The betting scedule is too complicated for a fast player on more than one table. The real player needs simple strategies. The WRangler system is only suited for the ECs. The schedule makes it also impossible to simulate the idea in an Excel program. A manual permenence of about 200 spins should give more insight of the worth of this system. I can not recomment the wranglers system.



Re: The Wrangler System
« Reply #3 on: November 05, 2014, 02:37:32 AM »
Hi Kav. After he lost his 4th bet on the Martingale, the  gentleman did a normal Labby of 2 3 2 3 2 3 and then after he completed the Labby, and won back the 15 units he lost, he continued back to the Martingale using the bet selection 1,2,4,8.  So we play the normal Labby until we win back the 15 units we lost and then go back to the 4 step Martingale. He did keep the same betting strategy as the "Avant Dernier".

I think Mr Dobbelsteen makes a good point. It does give the player much pleasure and I think if we play for the short term and take what the casino gives us we can be successful. Any system played for a long period eventually will fail because of the house edge. I figure if we win small amounts consistently  it adds up over time.
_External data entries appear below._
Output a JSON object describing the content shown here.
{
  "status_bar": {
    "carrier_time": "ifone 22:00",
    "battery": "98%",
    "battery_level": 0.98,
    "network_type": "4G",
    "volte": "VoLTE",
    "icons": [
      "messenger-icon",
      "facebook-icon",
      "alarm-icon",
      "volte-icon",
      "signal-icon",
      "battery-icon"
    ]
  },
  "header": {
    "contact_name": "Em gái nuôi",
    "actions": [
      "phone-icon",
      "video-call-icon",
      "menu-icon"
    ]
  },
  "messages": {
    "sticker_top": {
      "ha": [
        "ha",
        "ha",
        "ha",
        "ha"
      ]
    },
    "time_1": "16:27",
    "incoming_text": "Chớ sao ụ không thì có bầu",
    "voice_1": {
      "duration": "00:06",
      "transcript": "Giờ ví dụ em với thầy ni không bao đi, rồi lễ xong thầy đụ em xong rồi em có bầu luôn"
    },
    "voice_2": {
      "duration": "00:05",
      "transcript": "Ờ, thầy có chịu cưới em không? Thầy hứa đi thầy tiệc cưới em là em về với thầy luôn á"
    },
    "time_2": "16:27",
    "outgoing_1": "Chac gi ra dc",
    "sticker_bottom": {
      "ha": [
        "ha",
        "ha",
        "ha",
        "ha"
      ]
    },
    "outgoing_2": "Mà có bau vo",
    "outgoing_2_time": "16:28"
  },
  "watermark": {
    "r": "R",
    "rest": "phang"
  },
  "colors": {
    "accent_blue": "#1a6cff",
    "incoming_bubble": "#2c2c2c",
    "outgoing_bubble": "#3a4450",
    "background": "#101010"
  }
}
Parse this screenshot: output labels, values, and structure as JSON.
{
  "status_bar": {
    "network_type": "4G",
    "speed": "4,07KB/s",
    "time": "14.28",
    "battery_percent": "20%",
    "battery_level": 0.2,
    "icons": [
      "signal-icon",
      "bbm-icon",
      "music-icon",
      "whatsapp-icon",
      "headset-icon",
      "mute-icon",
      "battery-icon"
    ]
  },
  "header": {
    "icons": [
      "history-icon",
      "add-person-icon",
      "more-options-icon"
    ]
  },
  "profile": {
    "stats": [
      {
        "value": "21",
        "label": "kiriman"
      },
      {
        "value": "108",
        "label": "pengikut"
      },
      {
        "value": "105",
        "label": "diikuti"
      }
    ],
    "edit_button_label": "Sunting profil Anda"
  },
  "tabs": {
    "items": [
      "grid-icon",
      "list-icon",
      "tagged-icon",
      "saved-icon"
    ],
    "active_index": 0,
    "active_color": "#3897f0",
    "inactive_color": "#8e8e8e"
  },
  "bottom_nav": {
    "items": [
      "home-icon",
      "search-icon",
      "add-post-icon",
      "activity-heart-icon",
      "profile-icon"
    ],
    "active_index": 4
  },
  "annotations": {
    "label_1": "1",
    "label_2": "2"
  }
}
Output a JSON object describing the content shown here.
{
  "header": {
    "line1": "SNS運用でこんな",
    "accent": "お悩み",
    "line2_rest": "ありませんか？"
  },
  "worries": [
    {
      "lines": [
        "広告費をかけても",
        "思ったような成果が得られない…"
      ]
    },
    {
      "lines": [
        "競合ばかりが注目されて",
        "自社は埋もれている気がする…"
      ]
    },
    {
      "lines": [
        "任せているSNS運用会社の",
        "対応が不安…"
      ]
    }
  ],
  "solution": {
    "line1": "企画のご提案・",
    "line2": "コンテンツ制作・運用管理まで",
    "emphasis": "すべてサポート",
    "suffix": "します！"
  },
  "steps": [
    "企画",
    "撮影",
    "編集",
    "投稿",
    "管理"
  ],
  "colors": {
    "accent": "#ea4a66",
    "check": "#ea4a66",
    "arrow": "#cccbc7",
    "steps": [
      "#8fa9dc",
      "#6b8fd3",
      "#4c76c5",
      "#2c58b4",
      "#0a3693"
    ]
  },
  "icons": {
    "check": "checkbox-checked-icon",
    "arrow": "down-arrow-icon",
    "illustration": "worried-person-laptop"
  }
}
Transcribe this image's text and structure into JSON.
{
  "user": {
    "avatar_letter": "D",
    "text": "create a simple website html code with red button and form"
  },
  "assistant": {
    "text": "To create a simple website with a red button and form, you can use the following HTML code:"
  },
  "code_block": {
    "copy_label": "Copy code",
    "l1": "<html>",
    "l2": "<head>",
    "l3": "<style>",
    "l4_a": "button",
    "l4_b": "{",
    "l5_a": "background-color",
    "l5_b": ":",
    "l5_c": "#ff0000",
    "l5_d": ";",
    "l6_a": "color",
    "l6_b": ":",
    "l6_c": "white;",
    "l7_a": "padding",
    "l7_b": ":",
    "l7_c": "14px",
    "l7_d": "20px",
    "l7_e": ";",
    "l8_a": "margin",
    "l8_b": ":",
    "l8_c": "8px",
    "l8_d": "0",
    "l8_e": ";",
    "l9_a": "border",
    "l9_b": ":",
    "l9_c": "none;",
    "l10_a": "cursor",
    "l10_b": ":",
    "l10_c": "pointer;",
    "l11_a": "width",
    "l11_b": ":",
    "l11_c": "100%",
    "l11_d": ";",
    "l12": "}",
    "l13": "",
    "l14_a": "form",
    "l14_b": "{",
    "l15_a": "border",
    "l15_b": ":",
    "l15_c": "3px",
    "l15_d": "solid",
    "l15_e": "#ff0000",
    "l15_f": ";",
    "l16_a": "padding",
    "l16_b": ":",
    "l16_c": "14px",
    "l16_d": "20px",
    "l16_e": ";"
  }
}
The key to being successful is to know when to walk away.
« Last Edit: November 05, 2014, 08:30:49 AM by Romn.Paras »


Re: The Wrangler System
« Reply #4 on: November 05, 2014, 10:52:35 AM »
Thanks for the clarification Romn.
I think it is possible to program it on excel.

The Bedsit Botter

Re: The Wrangler System
« Reply #5 on: February 01, 2018, 07:08:56 PM »
Yes, it's easy to program as it's just a normal Labby starting with a  232323 line  where you're already -15 when you commence.

I don't like this system as described in the book because you may as well just start off with the Labby in the first place and forget the Martingale part.

Much better is the Barometer method which I posted on here the other day but nobody seems interested in.   :( [size=78%] [/size]